### Data to use:
'''
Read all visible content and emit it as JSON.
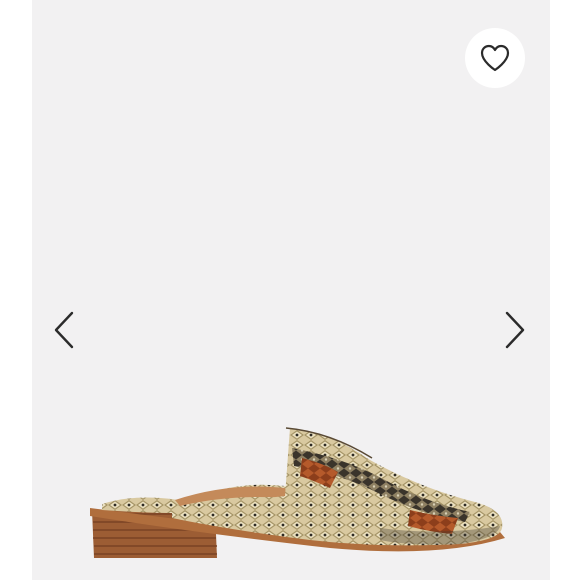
{
  "viewer": {
    "favorite": {
      "icon": "heart-outline-icon",
      "label": ""
    },
    "previous": {
      "icon": "chevron-left-icon"
    },
    "next": {
      "icon": "chevron-right-icon"
    },
    "product_image": {
      "subject": "snakeskin-mule-shoe"
    }
  },
  "colors": {
    "page_background": "#ffffff",
    "photo_background": "#f2f1f2",
    "icon_stroke": "#2b2b2b",
    "favorite_background": "#ffffff"
  }
}
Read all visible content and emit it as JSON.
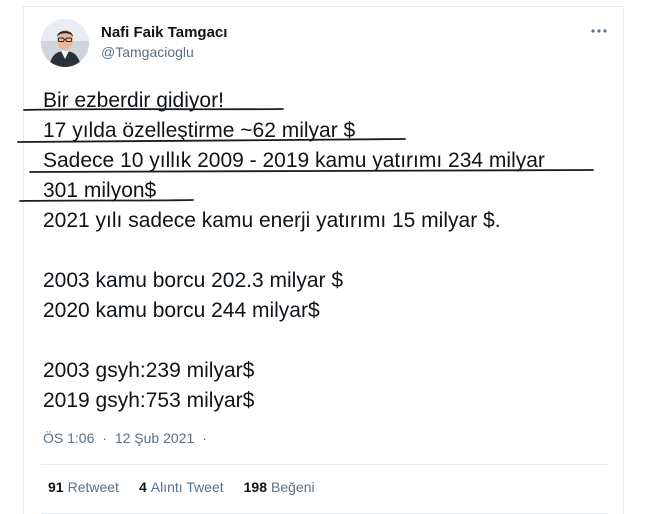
{
  "author": {
    "name": "Nafi Faik Tamgacı",
    "handle": "@Tamgacioglu"
  },
  "tweet": {
    "lines": [
      "Bir ezberdir gidiyor!",
      "17 yılda özelleştirme ~62 milyar $",
      "Sadece 10 yıllık 2009 - 2019 kamu yatırımı 234 milyar",
      "301 milyon$",
      "2021 yılı sadece kamu enerji yatırımı 15 milyar $.",
      "",
      "2003 kamu borcu 202.3 milyar $",
      "2020 kamu borcu 244 milyar$",
      "",
      "2003 gsyh:239 milyar$",
      "2019 gsyh:753 milyar$"
    ]
  },
  "meta": {
    "time": "ÖS 1:06",
    "separator": "·",
    "date": "12 Şub 2021",
    "trailing": "·"
  },
  "stats": {
    "retweets": {
      "count": "91",
      "label": "Retweet"
    },
    "quotes": {
      "count": "4",
      "label": "Alıntı Tweet"
    },
    "likes": {
      "count": "198",
      "label": "Beğeni"
    }
  },
  "colors": {
    "text": "#0f1419",
    "secondary": "#5b7083",
    "border": "#e6ecf0",
    "handwritten_underline": "#1c1c1c"
  },
  "icons": {
    "more": "more-dots-icon",
    "avatar": "avatar-photo"
  }
}
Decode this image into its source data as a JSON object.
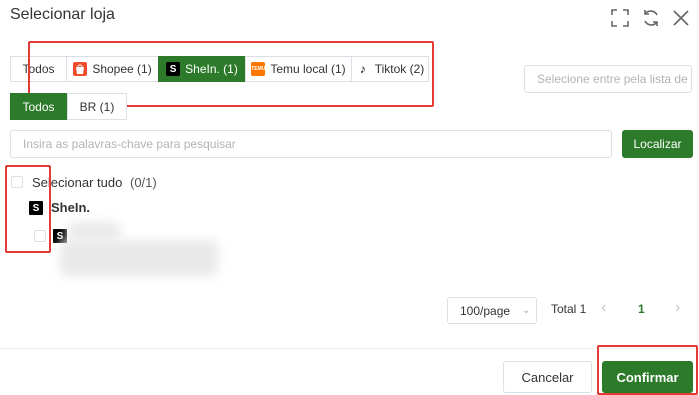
{
  "header": {
    "title": "Selecionar loja",
    "icons": [
      "fullscreen-icon",
      "refresh-icon",
      "close-icon"
    ]
  },
  "platform_tabs": [
    {
      "label": "Todos",
      "logo": "",
      "active": false
    },
    {
      "label": "Shopee (1)",
      "logo": "shopee-bag",
      "active": false
    },
    {
      "label": "SheIn. (1)",
      "logo": "S",
      "active": true
    },
    {
      "label": "Temu local (1)",
      "logo": "TEMU",
      "active": false
    },
    {
      "label": "Tiktok (2)",
      "logo": "tiktok-note",
      "active": false
    }
  ],
  "store_select": {
    "placeholder": "Selecione entre pela lista de"
  },
  "region_tabs": [
    {
      "label": "Todos",
      "active": true
    },
    {
      "label": "BR (1)",
      "active": false
    }
  ],
  "search": {
    "placeholder": "Insira as palavras-chave para pesquisar",
    "button_label": "Localizar"
  },
  "list": {
    "select_all_label": "Selecionar tudo",
    "select_all_count": "(0/1)",
    "group_logo": "S",
    "group_label": "SheIn.",
    "item_logo": "S"
  },
  "pagination": {
    "page_size": "100/page",
    "total": "Total 1",
    "prev": "‹",
    "current_page": "1",
    "next": "›"
  },
  "footer": {
    "cancel_label": "Cancelar",
    "confirm_label": "Confirmar"
  },
  "colors": {
    "primary": "#2c7a2a",
    "highlight": "#e53935"
  }
}
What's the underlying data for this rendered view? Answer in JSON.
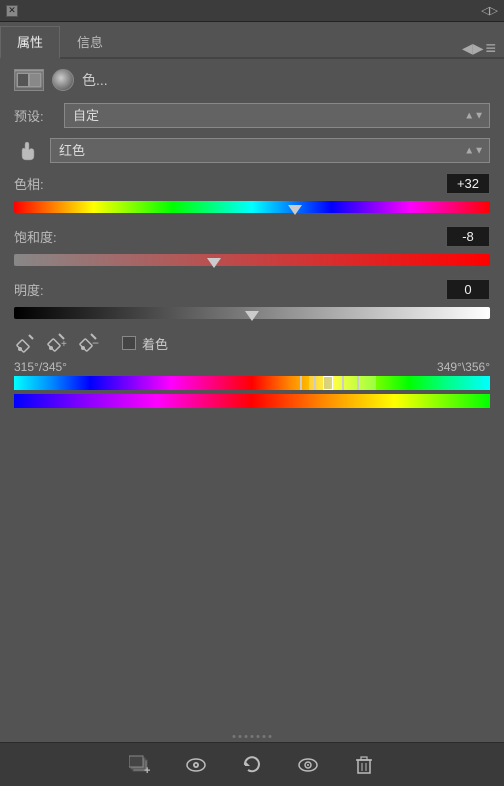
{
  "titlebar": {
    "close_label": "✕",
    "arrows_label": "◁▷"
  },
  "tabs": {
    "tab1_label": "属性",
    "tab2_label": "信息",
    "menu_icon": "≡"
  },
  "panel": {
    "title": "色...",
    "preset_label": "预设:",
    "preset_value": "自定",
    "channel_label": "",
    "channel_value": "红色",
    "hue_label": "色相:",
    "hue_value": "+32",
    "sat_label": "饱和度:",
    "sat_value": "-8",
    "light_label": "明度:",
    "light_value": "0",
    "colorize_label": "着色",
    "range_left": "315°/345°",
    "range_right": "349°\\356°"
  },
  "sliders": {
    "hue_pct": 0.59,
    "sat_pct": 0.42,
    "light_pct": 0.5
  },
  "footer": {
    "btn1_label": "⬛",
    "btn2_label": "◉",
    "btn3_label": "↺",
    "btn4_label": "👁",
    "btn5_label": "🗑"
  }
}
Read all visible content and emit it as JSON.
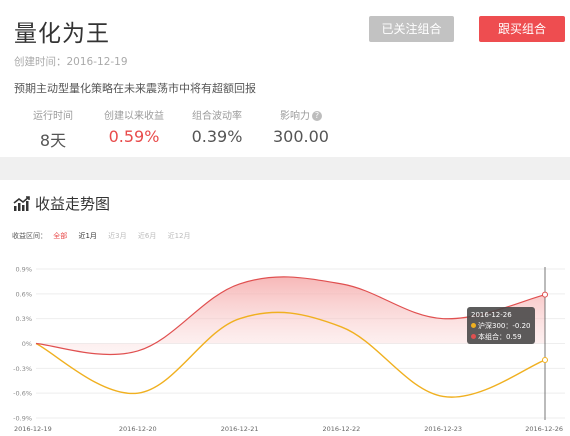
{
  "header": {
    "title": "量化为王",
    "created": "创建时间：2016-12-19",
    "description": "预期主动型量化策略在未来震荡市中将有超额回报",
    "followed_button": "已关注组合",
    "follow_button": "跟买组合"
  },
  "stats": [
    {
      "label": "运行时间",
      "value": "8天"
    },
    {
      "label": "创建以来收益",
      "value": "0.59%"
    },
    {
      "label": "组合波动率",
      "value": "0.39%"
    },
    {
      "label": "影响力",
      "value": "300.00"
    }
  ],
  "section": {
    "title": "收益走势图",
    "icon": "trend-chart-icon"
  },
  "range": {
    "label": "收益区间：",
    "options": [
      "全部",
      "近1月",
      "近3月",
      "近6月",
      "近12月"
    ]
  },
  "colors": {
    "accent_red": "#e84b4b",
    "series_portfolio": "#e05050",
    "series_hs300": "#f0b020",
    "button_grey": "#c2c2c2"
  },
  "chart_data": {
    "type": "line",
    "x": [
      "2016-12-19",
      "2016-12-20",
      "2016-12-21",
      "2016-12-22",
      "2016-12-23",
      "2016-12-26"
    ],
    "series": [
      {
        "name": "本组合",
        "values": [
          0,
          -0.09,
          0.72,
          0.72,
          0.3,
          0.59
        ]
      },
      {
        "name": "沪深300",
        "values": [
          0,
          -0.6,
          0.3,
          0.2,
          -0.64,
          -0.2
        ]
      }
    ],
    "yticks": [
      "0.9%",
      "0.6%",
      "0.3%",
      "0%",
      "-0.3%",
      "-0.6%",
      "-0.9%"
    ],
    "ylim": [
      -0.9,
      0.9
    ],
    "grid": true,
    "tooltip": {
      "date": "2016-12-26",
      "hs300": "沪深300：-0.20",
      "portfolio": "本组合：0.59"
    }
  }
}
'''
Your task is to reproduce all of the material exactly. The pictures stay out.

### Answer to this problem:
Read all visible content and emit it as JSON.
{
  "viewer": {
    "favorite": {
      "icon": "heart-outline-icon",
      "label": ""
    },
    "previous": {
      "icon": "chevron-left-icon"
    },
    "next": {
      "icon": "chevron-right-icon"
    },
    "product_image": {
      "subject": "snakeskin-mule-shoe"
    }
  },
  "colors": {
    "page_background": "#ffffff",
    "photo_background": "#f2f1f2",
    "icon_stroke": "#2b2b2b",
    "favorite_background": "#ffffff"
  }
}
Read all visible content and emit it as JSON.
{
  "author": {
    "name": "Nafi Faik Tamgacı",
    "handle": "@Tamgacioglu"
  },
  "tweet": {
    "lines": [
      "Bir ezberdir gidiyor!",
      "17 yılda özelleştirme ~62 milyar $",
      "Sadece 10 yıllık 2009 - 2019 kamu yatırımı 234 milyar",
      "301 milyon$",
      "2021 yılı sadece kamu enerji yatırımı 15 milyar $.",
      "",
      "2003 kamu borcu 202.3 milyar $",
      "2020 kamu borcu 244 milyar$",
      "",
      "2003 gsyh:239 milyar$",
      "2019 gsyh:753 milyar$"
    ]
  },
  "meta": {
    "time": "ÖS 1:06",
    "separator": "·",
    "date": "12 Şub 2021",
    "trailing": "·"
  },
  "stats": {
    "retweets": {
      "count": "91",
      "label": "Retweet"
    },
    "quotes": {
      "count": "4",
      "label": "Alıntı Tweet"
    },
    "likes": {
      "count": "198",
      "label": "Beğeni"
    }
  },
  "colors": {
    "text": "#0f1419",
    "secondary": "#5b7083",
    "border": "#e6ecf0",
    "handwritten_underline": "#1c1c1c"
  },
  "icons": {
    "more": "more-dots-icon",
    "avatar": "avatar-photo"
  }
}
Decode this image into its source data as a JSON object.
{
  "header": {
    "title": "Selecionar loja",
    "icons": [
      "fullscreen-icon",
      "refresh-icon",
      "close-icon"
    ]
  },
  "platform_tabs": [
    {
      "label": "Todos",
      "logo": "",
      "active": false
    },
    {
      "label": "Shopee (1)",
      "logo": "shopee-bag",
      "active": false
    },
    {
      "label": "SheIn. (1)",
      "logo": "S",
      "active": true
    },
    {
      "label": "Temu local (1)",
      "logo": "TEMU",
      "active": false
    },
    {
      "label": "Tiktok (2)",
      "logo": "tiktok-note",
      "active": false
    }
  ],
  "store_select": {
    "placeholder": "Selecione entre pela lista de"
  },
  "region_tabs": [
    {
      "label": "Todos",
      "active": true
    },
    {
      "label": "BR (1)",
      "active": false
    }
  ],
  "search": {
    "placeholder": "Insira as palavras-chave para pesquisar",
    "button_label": "Localizar"
  },
  "list": {
    "select_all_label": "Selecionar tudo",
    "select_all_count": "(0/1)",
    "group_logo": "S",
    "group_label": "SheIn.",
    "item_logo": "S"
  },
  "pagination": {
    "page_size": "100/page",
    "total": "Total 1",
    "prev": "‹",
    "current_page": "1",
    "next": "›"
  },
  "footer": {
    "cancel_label": "Cancelar",
    "confirm_label": "Confirmar"
  },
  "colors": {
    "primary": "#2c7a2a",
    "highlight": "#e53935"
  }
}
What's the underlying data for this rendered view? Answer in JSON.
{
  "titlebar": {
    "close_label": "✕",
    "arrows_label": "◁▷"
  },
  "tabs": {
    "tab1_label": "属性",
    "tab2_label": "信息",
    "menu_icon": "≡"
  },
  "panel": {
    "title": "色...",
    "preset_label": "预设:",
    "preset_value": "自定",
    "channel_label": "",
    "channel_value": "红色",
    "hue_label": "色相:",
    "hue_value": "+32",
    "sat_label": "饱和度:",
    "sat_value": "-8",
    "light_label": "明度:",
    "light_value": "0",
    "colorize_label": "着色",
    "range_left": "315°/345°",
    "range_right": "349°\\356°"
  },
  "sliders": {
    "hue_pct": 0.59,
    "sat_pct": 0.42,
    "light_pct": 0.5
  },
  "footer": {
    "btn1_label": "⬛",
    "btn2_label": "◉",
    "btn3_label": "↺",
    "btn4_label": "👁",
    "btn5_label": "🗑"
  }
}
Read all visible content and emit it as JSON.
{
  "header": {
    "title": "量化为王",
    "created": "创建时间：2016-12-19",
    "description": "预期主动型量化策略在未来震荡市中将有超额回报",
    "followed_button": "已关注组合",
    "follow_button": "跟买组合"
  },
  "stats": [
    {
      "label": "运行时间",
      "value": "8天"
    },
    {
      "label": "创建以来收益",
      "value": "0.59%"
    },
    {
      "label": "组合波动率",
      "value": "0.39%"
    },
    {
      "label": "影响力",
      "value": "300.00"
    }
  ],
  "section": {
    "title": "收益走势图",
    "icon": "trend-chart-icon"
  },
  "range": {
    "label": "收益区间：",
    "options": [
      "全部",
      "近1月",
      "近3月",
      "近6月",
      "近12月"
    ]
  },
  "colors": {
    "accent_red": "#e84b4b",
    "series_portfolio": "#e05050",
    "series_hs300": "#f0b020",
    "button_grey": "#c2c2c2"
  },
  "chart_data": {
    "type": "line",
    "x": [
      "2016-12-19",
      "2016-12-20",
      "2016-12-21",
      "2016-12-22",
      "2016-12-23",
      "2016-12-26"
    ],
    "series": [
      {
        "name": "本组合",
        "values": [
          0,
          -0.09,
          0.72,
          0.72,
          0.3,
          0.59
        ]
      },
      {
        "name": "沪深300",
        "values": [
          0,
          -0.6,
          0.3,
          0.2,
          -0.64,
          -0.2
        ]
      }
    ],
    "yticks": [
      "0.9%",
      "0.6%",
      "0.3%",
      "0%",
      "-0.3%",
      "-0.6%",
      "-0.9%"
    ],
    "ylim": [
      -0.9,
      0.9
    ],
    "grid": true,
    "tooltip": {
      "date": "2016-12-26",
      "hs300": "沪深300：-0.20",
      "portfolio": "本组合：0.59"
    }
  }
}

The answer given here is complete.